BEGIN Task input

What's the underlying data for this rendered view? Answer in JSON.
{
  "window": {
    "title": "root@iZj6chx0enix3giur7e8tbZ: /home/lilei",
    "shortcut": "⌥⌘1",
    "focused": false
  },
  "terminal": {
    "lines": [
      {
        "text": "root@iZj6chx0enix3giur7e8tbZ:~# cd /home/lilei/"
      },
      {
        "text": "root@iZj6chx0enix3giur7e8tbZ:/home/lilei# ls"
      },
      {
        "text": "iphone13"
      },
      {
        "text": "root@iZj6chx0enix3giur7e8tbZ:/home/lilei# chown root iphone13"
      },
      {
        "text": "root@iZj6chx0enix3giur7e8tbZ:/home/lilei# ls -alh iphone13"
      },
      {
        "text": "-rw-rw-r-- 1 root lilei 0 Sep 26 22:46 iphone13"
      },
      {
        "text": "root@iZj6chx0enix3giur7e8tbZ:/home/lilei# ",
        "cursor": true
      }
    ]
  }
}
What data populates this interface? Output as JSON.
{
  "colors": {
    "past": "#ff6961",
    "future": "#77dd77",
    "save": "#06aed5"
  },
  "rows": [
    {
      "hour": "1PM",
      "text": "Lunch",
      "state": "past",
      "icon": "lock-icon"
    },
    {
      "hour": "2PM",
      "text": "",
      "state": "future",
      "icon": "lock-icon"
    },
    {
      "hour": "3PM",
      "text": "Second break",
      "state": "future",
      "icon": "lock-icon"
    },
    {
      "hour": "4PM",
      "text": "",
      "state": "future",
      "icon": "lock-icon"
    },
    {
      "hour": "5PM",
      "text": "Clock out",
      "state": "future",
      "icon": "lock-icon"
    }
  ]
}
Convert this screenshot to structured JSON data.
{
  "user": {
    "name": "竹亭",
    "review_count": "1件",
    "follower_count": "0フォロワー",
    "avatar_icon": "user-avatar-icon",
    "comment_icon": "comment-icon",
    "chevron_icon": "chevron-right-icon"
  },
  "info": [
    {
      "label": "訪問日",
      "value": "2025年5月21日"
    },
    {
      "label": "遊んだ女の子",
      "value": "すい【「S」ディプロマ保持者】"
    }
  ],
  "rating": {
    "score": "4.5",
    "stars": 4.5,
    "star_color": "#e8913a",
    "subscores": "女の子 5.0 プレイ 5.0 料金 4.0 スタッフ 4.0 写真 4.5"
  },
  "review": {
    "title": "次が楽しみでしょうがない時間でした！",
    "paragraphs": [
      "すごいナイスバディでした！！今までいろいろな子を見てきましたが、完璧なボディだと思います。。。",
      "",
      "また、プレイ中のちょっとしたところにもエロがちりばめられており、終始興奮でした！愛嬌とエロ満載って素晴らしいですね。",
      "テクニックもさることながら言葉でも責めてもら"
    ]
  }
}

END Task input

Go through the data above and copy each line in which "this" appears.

What's the underlying data for this rendered view? Answer in JSON.
What data populates this interface? Output as JSON.
Convert this screenshot to structured JSON data.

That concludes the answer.